portfolio and presentation: freelance series

presentation

theme

If you have read the last newsletter you would instantly connect that this again is a theme. Last time we talked about Resourcefulness, if you haven't read it, you can get it here. I swear, this issue started as "What all should go on your portfolio?" and we are definitely going to talk about that. But again, the more I thought about it, the more I realised that this is about putting on a presentation. It could be a portfolio today, a pitch tomorrow. Understanding the theme of it will help you in the long term.

In this issue, I will stay away from the paragraph style, and will give you more bullet points of Dos and Don'ts in a presentation (mostly portfolio). Take everything in stride, nothing I have written below is absolute truth, mix it with your creativity and use it the way you want. Let's begin.

it's your shop 🛒

  1. At any point of time, remember that this is not about you, this is about a potential customer. When you see a portfolio of other folks, don't evaluate it from a techie's perspective.

  2. Mix the professional with personal. Keep faces, keep icons, keep smileys, keep the language casual. But don't get too casual. Remember they want to work with you. They don't care about your beer parties, or use of foul language. Don't try to sound too cool!

what your portfolio is not? 🏆

  1. Don't play the "Best Portfolio Ever Created" game. You're setting yourself up for failure. A portfolio is not the playing ground you want to play at.

    1. You're a developer. There's very little work to do for a dev in a static site anyway.

    2. Don't get blinded by a designer's portfolio, it's their job to make things beautiful, your job is to make things functional.

  2. Do your survey. See portfolio of other folks, get some inspiration.

  3. Keep it simple. Don't try to put everything you can find at every site (or like) in your portfolio.

  4. Treat this as a gateway to show your most promising work, your most promising content. Don't bombard the end customer with too many choices, hordes of information.

understanding psychology 🧠

In any kind of presentation and specially in the ones where you want to convince or sell something fast, some understanding of psychology is extremely important. So, maybe, read about it. Below are few tips

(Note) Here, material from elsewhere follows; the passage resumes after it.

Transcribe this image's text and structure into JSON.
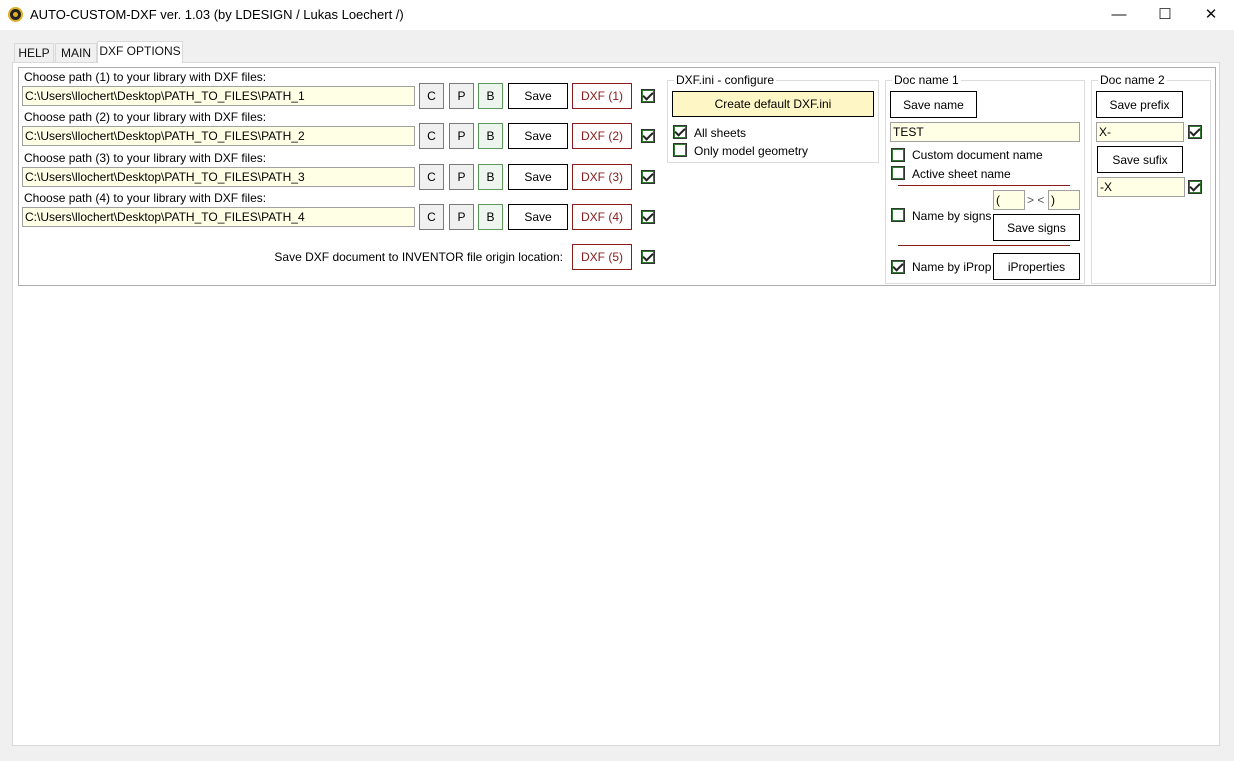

  1. naam me kya rakha hai what's in the name? There's actually a lot in the name. That's why people name their kids Ram and not Raavan. Names build instant trust. Names which are easy to pronounce build more trust. Therefore, know your target audience and find a nice name and domain. There's a reason people pay so much for domains. Now, I am not saying you should pay for a kickass domain, all I am saying is try to find out a domain/name which is available and also makes sense without having to explain it.

  2. Don't create your brand with your favorite color. Similar to names, colors also create a feeling of trust, love, royalty etc. Do your research before you finalize your logo, or the primary background.

  3. People like other people who sound positive. On your main page, reek positivity. If you remember, in last week's edition, I talked about doing work for an NGO. It helps to showcase that here.

  4. Rule of thumb: Good first impression is job half done. In any presentation.

build trust 🤝

  1. Show your smiling face and your team's as well. Seeing someone creates trust. Again, formal + casual combination as said previously.

  2. Get reviews from your previous clients: the NGO, your Google Play, Chrome Store, a tweet, a reddit comment. Anything is fine. Connect it to the actual content so that folks can click and see.

  3. Get reviews/recommendations from influential personalities (with brand names) if you can. If you have a recommendation from a Software Engineer at Microsoft, or a speaker at NASSCOM, or an author, basically anyone your customer can place their trust on and then following the chain of trust, can trust you.

  4. Brand associations create trust. If you participated or won any challenge from the brands people know, try to showcase it somewhere. Worst, use influential personalities' quotes somewhere. This all boils down to resourcefulness though. Give all of this considerable amount of thought.

showcase 🌟

  1. Show your best 3 to 5 projects (keep it an odd number). Don't list down everything you have done. You're the best judge. At the same time, try to show variety.

  2. Problem with putting links to your app is that it would ask for login, it's a good idea to create a demo/dummy account. Going back to the point: make it easy for the customer to enjoy your shop's experience.

and we take a break.. 👋

There're more obviously, I want to talk about showing your stack, your stats, your knowledge and finally a way for your customer to contact you.

But we will do that next week. I can list all the points at once but then some of these points will slip. There's only a finite amount of information our brain can hold after reading continuously. And if I don't care about my audience when I am talking about presentation, it would be quite hypocritical isn't it? There's zero story or humor in this one, so you might have got bored already by now.

Like always, I would love it if you can tweet your reactions out. Find me here